That also means the show needs a Big Bad that can hold their own against the Titans, and hopefully some lesser menaces to fight the Titans. I wouldn't object to seeing a group like the Terror Titans or Fearsome Five appear, but I'm not sure DC Universe's F/X budget could handle them. Or any supervillain group. Not to mention, if you introduce a villainous group, you expand the cast even further. We've got ten Titans, with the rough equivalents of Superman, Batman, and Wonder Woman among them. The newer Deathstroke in the comic books could probably handle them but it's going to take a lot to convince me Esai Morales is that good.
Season 1 was all about "introducing" the heroes. Hopefully, Season 2 won't be a repeat of that. But introducing superheroes on TV is easy. That's why so many movies and shows do origin stories. Bringing in new heroes guarantees you at least one episode per hero for introducing the new heroes, so there's two episodes. Presumably, Rose's backstory is tied to Slade's since he's her father. So there's another episode or two, minimum. And add a Starfire episode, since we know nothing about her alien background.
Will the creative team be able to pull it all off? We'll see. I just hope they don't spend another season twiddling their thumbs like in season 1, with Trigon waiting to make an entrance and one-off stories about characters like the Doom Patrol, Jason, Donna, and Hank & Dawn. The show is called Titans, not Single-Episode Hero Spotlight. So we'll see what the future holds.

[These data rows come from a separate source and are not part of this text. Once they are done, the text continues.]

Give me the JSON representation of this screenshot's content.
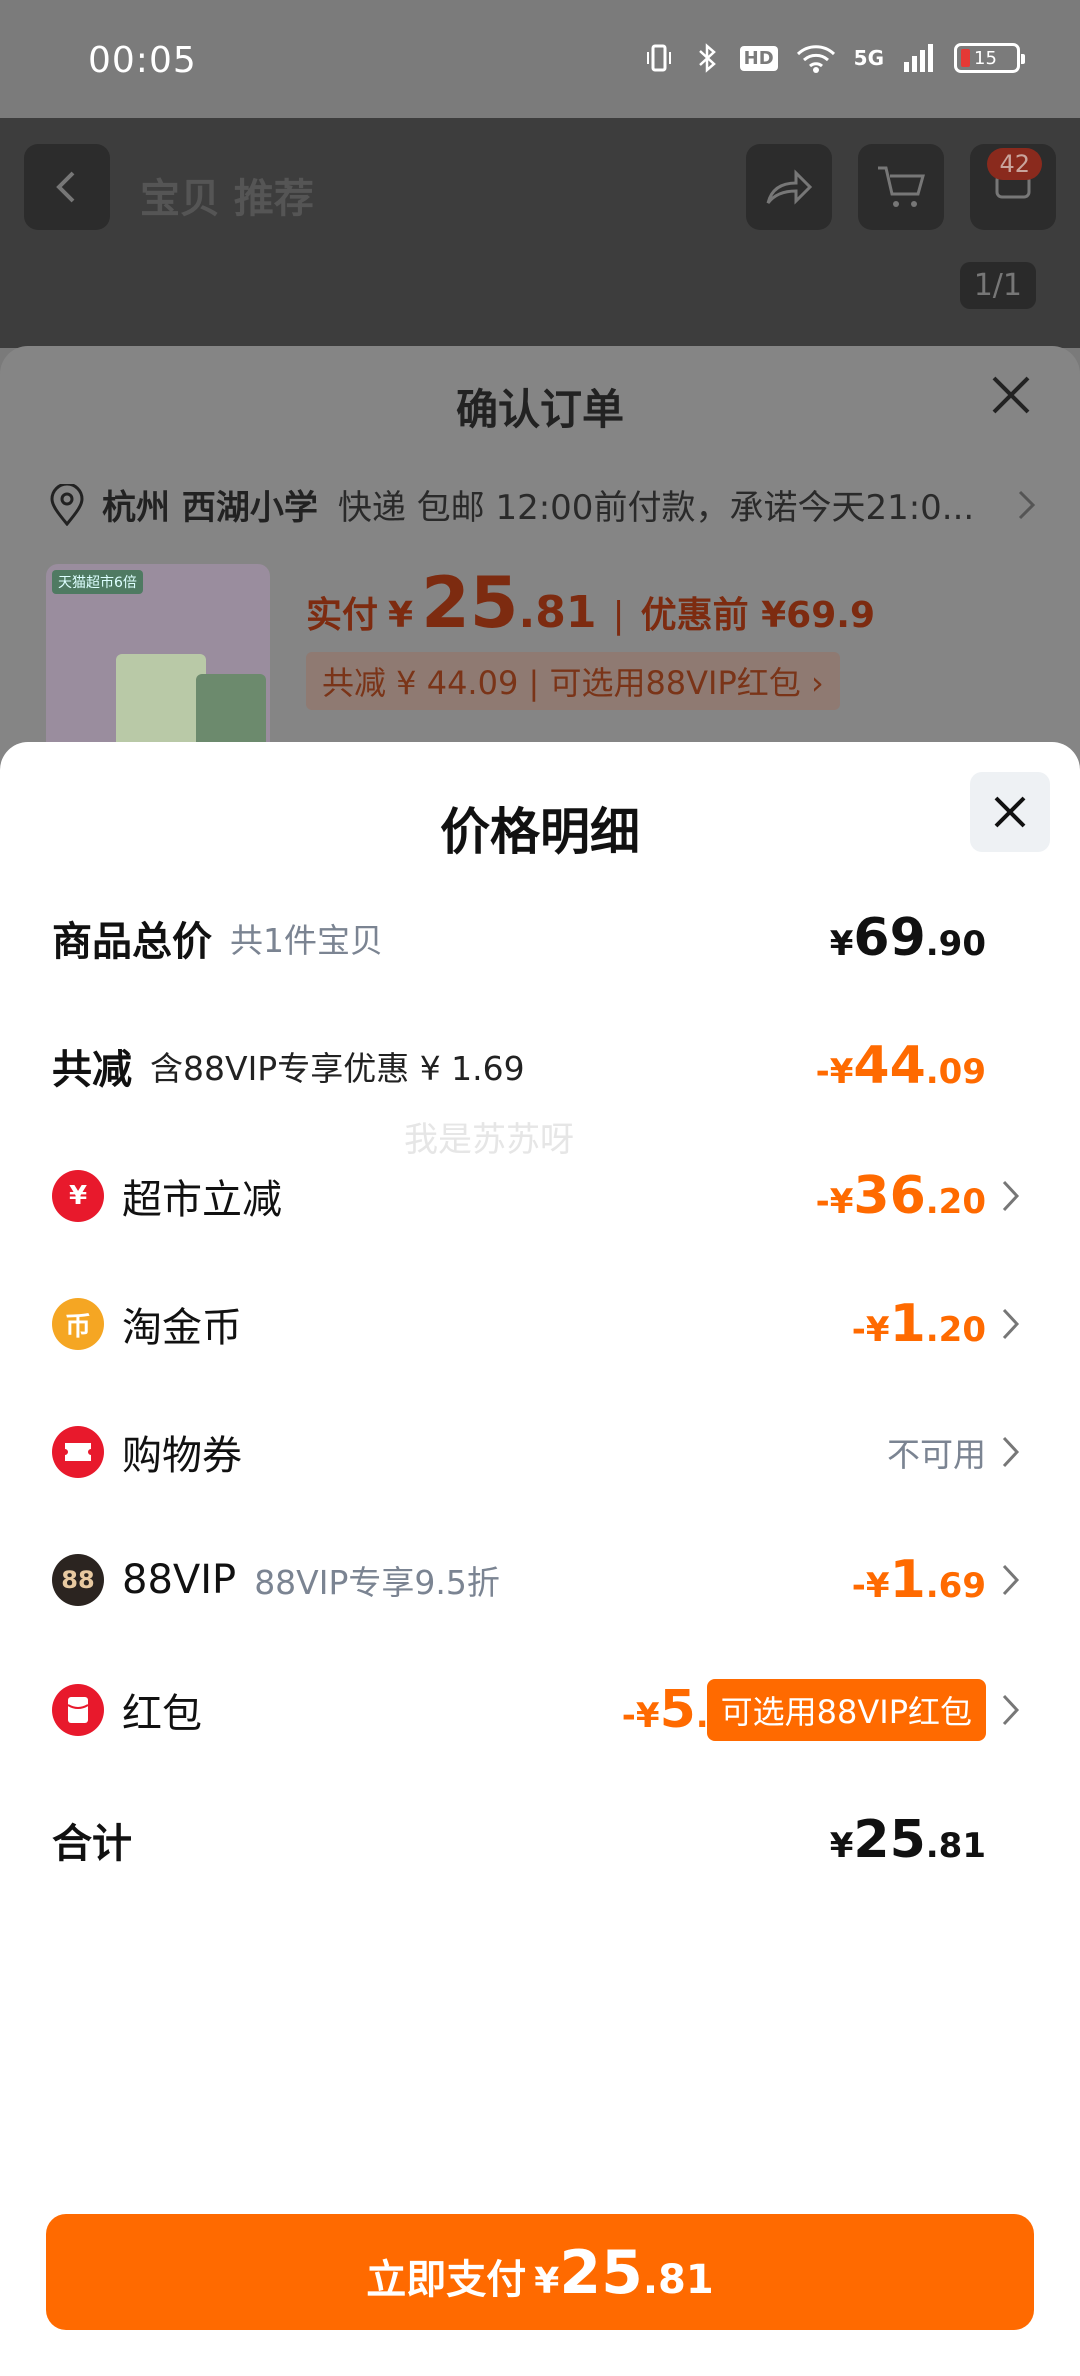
{
  "status_bar": {
    "time": "00:05",
    "network": "5G",
    "hd": "HD",
    "battery": "15"
  },
  "background_page": {
    "title": "宝贝 推荐",
    "cart_badge": "42",
    "image_counter": "1/1"
  },
  "order_sheet": {
    "title": "确认订单",
    "address_city": "杭州 西湖小学",
    "address_detail": "快递 包邮 12:00前付款，承诺今天21:0...",
    "product_tag": "天猫超市6倍",
    "paid_label": "实付",
    "paid_currency": "¥",
    "paid_int": "25",
    "paid_dec": ".81",
    "separator": "|",
    "pre_discount": "优惠前 ¥69.9",
    "discount_text": "共减 ¥ 44.09 | 可选用88VIP红包 ›"
  },
  "price_detail": {
    "title": "价格明细",
    "rows": [
      {
        "label": "商品总价",
        "sub": "共1件宝贝",
        "currency": "¥",
        "int": "69",
        "dec": ".90"
      },
      {
        "label": "共减",
        "sub": "含88VIP专享优惠 ¥ 1.69",
        "currency": "-¥",
        "int": "44",
        "dec": ".09"
      },
      {
        "label": "超市立减",
        "currency": "-¥",
        "int": "36",
        "dec": ".20"
      },
      {
        "label": "淘金币",
        "currency": "-¥",
        "int": "1",
        "dec": ".20"
      },
      {
        "label": "购物券",
        "status": "不可用"
      },
      {
        "label": "88VIP",
        "sub": "88VIP专享9.5折",
        "currency": "-¥",
        "int": "1",
        "dec": ".69"
      },
      {
        "label": "红包",
        "currency": "-¥",
        "int": "5",
        "dec": ".00",
        "button": "可选用88VIP红包"
      },
      {
        "label": "合计",
        "currency": "¥",
        "int": "25",
        "dec": ".81"
      }
    ],
    "icons": {
      "supermarket": "¥",
      "coin": "币",
      "vip": "88"
    },
    "watermark": "我是苏苏呀"
  },
  "pay_button": {
    "label": "立即支付",
    "currency": "¥",
    "int": "25",
    "dec": ".81"
  },
  "colors": {
    "accent": "#ff6a00",
    "red": "#e8192c",
    "coin": "#f5a623",
    "vip": "#2b2420"
  }
}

But that's just my opinion, I could be wrong. What do you think?
Written by Gislef on Sep 8, 2019